– Boston Harbor, 27, American Thoroughbred racehorse.
– Roger Mudd, 93, American broadcast journalist (Meet the Press, NBC Nightly News), complications from kidney failure.
Then I scribbled down these questions that arose in my head:
How many people die planetwide every year?
How many were judged worthy of notice in Wikipedia’s “Deaths in 2021:March”?
What does this say about our values as a culture?
What does this say about my values?
Why did I pay attention to ones above? (Some were familiar to me, others were just bizarre like death by hockey puck.)
How many from COVID 19?
Finally, I began to wonder why I paid attention to some things in the original skim that I did and not to others like this one. I don’t understand how I missed it. Such an amazing book and life.

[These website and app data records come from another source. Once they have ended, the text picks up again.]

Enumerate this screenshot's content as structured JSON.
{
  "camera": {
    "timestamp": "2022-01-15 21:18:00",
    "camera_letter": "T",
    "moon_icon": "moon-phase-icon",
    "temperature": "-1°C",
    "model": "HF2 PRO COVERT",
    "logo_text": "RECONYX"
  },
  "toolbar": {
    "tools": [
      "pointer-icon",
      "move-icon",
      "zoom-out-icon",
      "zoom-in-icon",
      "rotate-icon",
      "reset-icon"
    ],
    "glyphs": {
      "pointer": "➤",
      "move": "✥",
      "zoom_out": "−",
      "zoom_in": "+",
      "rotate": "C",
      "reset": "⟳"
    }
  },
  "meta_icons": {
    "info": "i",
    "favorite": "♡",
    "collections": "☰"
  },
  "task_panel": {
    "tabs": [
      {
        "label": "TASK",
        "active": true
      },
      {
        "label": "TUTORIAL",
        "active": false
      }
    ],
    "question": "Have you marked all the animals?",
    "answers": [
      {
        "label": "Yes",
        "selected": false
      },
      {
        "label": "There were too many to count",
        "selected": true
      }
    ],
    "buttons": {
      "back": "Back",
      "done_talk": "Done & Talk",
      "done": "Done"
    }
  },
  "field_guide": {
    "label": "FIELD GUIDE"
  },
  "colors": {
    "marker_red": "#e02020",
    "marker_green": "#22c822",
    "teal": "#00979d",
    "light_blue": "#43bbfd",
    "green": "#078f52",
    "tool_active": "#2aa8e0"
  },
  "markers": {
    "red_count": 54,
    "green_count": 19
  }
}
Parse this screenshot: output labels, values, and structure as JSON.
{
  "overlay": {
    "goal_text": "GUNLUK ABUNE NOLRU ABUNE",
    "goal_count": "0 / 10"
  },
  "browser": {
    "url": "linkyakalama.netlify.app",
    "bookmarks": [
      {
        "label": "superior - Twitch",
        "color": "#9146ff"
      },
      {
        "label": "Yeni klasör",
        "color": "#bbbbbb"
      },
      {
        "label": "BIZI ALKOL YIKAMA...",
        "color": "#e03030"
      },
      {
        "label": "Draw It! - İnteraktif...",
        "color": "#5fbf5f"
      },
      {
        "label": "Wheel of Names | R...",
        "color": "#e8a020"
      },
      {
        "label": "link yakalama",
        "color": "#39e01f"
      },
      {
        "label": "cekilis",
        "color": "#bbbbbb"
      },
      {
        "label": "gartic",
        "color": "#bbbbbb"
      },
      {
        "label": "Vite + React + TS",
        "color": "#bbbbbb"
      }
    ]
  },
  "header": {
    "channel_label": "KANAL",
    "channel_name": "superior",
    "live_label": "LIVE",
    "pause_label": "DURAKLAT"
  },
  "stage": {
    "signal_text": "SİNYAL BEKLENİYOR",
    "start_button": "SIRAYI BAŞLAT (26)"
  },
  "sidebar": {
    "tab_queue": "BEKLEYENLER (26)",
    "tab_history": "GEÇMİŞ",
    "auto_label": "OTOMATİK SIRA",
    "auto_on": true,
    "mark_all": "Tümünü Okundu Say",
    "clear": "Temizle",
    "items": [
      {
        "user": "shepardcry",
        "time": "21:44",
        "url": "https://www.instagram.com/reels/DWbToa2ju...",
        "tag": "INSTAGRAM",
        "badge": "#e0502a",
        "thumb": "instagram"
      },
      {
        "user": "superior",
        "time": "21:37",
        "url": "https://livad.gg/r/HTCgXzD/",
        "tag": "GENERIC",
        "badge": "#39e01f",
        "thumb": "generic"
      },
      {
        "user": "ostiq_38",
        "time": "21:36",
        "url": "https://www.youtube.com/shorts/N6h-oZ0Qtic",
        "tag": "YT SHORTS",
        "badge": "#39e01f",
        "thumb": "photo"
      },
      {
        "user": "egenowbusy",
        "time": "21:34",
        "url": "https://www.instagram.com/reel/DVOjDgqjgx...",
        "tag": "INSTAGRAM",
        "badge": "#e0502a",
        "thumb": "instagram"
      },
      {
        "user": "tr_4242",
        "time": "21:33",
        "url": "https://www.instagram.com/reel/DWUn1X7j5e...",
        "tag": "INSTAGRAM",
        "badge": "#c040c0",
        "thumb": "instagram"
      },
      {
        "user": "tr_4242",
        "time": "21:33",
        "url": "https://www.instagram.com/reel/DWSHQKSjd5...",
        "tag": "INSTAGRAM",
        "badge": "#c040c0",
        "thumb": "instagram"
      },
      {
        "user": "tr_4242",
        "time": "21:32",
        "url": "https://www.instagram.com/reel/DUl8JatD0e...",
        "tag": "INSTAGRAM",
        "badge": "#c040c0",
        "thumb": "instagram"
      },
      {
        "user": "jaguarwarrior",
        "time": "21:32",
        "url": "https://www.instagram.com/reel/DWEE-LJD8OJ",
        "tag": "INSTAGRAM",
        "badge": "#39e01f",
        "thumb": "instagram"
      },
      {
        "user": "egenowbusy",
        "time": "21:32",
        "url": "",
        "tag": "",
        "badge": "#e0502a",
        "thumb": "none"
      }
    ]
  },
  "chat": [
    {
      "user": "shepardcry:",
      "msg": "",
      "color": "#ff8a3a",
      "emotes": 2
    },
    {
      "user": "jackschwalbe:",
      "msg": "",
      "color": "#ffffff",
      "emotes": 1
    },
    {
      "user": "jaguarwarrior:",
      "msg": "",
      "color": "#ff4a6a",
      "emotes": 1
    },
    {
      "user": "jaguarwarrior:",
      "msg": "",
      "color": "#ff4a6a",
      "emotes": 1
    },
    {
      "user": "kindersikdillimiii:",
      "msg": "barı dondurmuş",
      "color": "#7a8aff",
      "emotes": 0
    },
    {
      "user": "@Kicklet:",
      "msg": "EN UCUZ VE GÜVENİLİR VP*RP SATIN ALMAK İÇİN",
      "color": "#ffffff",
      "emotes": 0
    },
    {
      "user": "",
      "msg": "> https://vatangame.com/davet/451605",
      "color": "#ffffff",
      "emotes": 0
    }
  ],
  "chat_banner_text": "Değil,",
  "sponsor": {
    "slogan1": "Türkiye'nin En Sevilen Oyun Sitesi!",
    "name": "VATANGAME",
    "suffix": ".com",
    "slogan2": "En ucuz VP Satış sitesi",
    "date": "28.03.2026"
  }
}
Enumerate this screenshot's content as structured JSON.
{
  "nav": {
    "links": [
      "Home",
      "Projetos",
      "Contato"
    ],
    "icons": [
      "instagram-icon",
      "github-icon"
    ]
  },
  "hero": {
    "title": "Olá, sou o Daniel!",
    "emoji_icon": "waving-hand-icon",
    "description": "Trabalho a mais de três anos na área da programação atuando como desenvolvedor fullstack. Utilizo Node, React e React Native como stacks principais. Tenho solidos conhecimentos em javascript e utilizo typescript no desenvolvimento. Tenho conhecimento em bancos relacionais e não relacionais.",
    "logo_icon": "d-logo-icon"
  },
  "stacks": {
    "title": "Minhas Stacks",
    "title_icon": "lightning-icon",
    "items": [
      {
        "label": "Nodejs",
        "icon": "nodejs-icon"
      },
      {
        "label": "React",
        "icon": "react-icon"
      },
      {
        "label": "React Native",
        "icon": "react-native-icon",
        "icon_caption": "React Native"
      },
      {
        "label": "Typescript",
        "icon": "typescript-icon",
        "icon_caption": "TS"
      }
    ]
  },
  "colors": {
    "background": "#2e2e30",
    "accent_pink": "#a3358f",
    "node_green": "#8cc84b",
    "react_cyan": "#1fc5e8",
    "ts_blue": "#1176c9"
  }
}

– Norton Juster, 91, American author (The Phantom Tollbooth, The Dot and the Line, The Hello, Goodbye Window), complications from a stroke.
Why don’t we published half-baked stuff more often as a way of sharing the raw, uncooked quotidien realities we all experience every day. Not every set of observations and curiosities needs to become a finished artifact, does it? No. It can stay raw if you like. Hell, it’s on a blog so who is ever going to see it. Maybe my student might like to see that noting the meta is actually a good thing, a fun path.